§ **SUPPLIED INFORMATION**:
○ ○ ○ ○
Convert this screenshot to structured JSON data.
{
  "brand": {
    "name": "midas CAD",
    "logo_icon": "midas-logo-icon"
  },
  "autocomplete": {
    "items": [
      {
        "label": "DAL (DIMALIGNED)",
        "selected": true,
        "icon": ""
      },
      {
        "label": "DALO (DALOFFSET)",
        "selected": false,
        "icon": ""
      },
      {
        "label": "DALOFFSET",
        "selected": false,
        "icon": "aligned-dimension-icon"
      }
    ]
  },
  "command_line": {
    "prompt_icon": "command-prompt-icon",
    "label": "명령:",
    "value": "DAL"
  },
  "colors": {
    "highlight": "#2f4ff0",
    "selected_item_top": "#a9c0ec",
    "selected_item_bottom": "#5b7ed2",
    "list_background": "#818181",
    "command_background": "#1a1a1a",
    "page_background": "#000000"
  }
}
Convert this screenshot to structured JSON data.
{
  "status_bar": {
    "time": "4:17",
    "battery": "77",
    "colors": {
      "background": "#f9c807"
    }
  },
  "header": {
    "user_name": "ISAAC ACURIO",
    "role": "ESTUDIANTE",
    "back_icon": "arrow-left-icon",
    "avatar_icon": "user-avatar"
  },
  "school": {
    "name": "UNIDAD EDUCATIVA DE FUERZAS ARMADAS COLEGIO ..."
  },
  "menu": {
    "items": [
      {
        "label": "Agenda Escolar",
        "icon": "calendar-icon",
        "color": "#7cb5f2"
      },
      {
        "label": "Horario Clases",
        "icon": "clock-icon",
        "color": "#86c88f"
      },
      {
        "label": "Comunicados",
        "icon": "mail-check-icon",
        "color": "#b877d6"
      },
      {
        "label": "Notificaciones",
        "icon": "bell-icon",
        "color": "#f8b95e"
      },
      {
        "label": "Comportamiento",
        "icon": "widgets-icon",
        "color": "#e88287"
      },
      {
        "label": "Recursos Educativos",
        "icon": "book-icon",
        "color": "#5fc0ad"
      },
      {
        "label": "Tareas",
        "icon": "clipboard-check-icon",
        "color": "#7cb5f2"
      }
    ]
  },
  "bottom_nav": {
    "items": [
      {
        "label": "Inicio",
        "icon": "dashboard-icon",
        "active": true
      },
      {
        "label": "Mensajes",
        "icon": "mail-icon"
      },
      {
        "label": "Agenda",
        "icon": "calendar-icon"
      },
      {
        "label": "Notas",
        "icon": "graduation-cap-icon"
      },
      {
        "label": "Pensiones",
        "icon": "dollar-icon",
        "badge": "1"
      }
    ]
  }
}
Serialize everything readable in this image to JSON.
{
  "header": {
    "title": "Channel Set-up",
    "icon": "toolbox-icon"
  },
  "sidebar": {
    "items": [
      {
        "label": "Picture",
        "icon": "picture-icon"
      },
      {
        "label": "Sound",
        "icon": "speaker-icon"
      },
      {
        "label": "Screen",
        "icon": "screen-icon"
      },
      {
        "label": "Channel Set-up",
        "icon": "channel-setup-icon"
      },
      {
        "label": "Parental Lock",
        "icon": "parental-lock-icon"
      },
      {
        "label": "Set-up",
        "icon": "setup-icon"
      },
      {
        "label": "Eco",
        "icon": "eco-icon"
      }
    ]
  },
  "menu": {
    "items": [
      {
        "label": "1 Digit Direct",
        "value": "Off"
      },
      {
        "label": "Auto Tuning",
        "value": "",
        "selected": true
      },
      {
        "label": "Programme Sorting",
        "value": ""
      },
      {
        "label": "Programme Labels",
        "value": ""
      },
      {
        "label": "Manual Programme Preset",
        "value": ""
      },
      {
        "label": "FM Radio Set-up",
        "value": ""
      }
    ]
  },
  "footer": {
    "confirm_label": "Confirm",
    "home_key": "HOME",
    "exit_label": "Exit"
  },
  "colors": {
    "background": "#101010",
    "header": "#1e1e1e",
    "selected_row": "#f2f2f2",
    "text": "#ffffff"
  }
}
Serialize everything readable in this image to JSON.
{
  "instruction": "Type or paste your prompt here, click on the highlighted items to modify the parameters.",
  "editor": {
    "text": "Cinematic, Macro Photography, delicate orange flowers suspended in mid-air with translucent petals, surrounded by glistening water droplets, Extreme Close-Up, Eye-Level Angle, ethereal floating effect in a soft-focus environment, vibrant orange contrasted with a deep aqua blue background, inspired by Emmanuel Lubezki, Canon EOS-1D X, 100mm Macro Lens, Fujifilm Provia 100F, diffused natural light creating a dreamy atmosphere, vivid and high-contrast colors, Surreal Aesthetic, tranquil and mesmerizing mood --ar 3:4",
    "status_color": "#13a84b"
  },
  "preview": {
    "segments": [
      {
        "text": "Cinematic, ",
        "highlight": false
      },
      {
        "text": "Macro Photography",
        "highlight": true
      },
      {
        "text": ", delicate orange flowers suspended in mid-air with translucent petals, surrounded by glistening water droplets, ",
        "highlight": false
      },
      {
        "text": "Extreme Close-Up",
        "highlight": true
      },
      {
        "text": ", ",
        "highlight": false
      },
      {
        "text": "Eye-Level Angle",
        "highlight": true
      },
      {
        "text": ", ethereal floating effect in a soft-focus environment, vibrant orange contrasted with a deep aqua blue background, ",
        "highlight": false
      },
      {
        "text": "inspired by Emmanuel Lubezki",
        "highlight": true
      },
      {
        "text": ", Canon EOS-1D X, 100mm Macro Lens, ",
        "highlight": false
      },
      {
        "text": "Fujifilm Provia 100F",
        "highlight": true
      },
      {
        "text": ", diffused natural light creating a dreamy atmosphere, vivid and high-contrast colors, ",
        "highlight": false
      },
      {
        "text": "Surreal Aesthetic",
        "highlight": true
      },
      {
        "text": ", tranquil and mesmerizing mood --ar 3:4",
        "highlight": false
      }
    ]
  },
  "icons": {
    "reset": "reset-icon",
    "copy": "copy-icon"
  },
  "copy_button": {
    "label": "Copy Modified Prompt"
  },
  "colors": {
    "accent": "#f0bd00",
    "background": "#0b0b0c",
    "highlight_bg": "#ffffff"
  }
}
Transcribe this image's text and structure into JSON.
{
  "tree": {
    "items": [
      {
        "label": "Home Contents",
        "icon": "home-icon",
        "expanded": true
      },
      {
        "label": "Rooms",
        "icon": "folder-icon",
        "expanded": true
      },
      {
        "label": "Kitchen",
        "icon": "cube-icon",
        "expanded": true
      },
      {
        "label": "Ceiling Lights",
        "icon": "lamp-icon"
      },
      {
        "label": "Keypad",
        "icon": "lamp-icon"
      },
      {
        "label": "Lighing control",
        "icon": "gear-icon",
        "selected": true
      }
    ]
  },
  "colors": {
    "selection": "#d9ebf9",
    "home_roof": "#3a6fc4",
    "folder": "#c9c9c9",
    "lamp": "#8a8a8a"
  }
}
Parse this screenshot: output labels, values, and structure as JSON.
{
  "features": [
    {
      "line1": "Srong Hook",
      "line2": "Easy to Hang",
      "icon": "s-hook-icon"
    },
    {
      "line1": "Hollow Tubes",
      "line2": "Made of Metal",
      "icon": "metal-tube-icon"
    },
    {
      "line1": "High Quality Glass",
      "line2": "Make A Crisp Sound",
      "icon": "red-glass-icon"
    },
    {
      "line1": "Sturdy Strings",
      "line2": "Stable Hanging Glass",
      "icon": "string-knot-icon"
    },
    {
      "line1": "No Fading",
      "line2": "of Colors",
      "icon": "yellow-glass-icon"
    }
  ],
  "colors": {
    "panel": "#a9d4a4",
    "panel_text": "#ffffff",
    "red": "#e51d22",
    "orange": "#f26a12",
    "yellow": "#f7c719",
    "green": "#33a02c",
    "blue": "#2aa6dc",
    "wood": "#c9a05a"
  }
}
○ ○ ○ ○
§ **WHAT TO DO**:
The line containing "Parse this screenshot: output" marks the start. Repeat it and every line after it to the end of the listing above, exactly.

§ **FINISHED TASK**:
Parse this screenshot: output labels, values, and structure as JSON.
{
  "features": [
    {
      "line1": "Srong Hook",
      "line2": "Easy to Hang",
      "icon": "s-hook-icon"
    },
    {
      "line1": "Hollow Tubes",
      "line2": "Made of Metal",
      "icon": "metal-tube-icon"
    },
    {
      "line1": "High Quality Glass",
      "line2": "Make A Crisp Sound",
      "icon": "red-glass-icon"
    },
    {
      "line1": "Sturdy Strings",
      "line2": "Stable Hanging Glass",
      "icon": "string-knot-icon"
    },
    {
      "line1": "No Fading",
      "line2": "of Colors",
      "icon": "yellow-glass-icon"
    }
  ],
  "colors": {
    "panel": "#a9d4a4",
    "panel_text": "#ffffff",
    "red": "#e51d22",
    "orange": "#f26a12",
    "yellow": "#f7c719",
    "green": "#33a02c",
    "blue": "#2aa6dc",
    "wood": "#c9a05a"
  }
}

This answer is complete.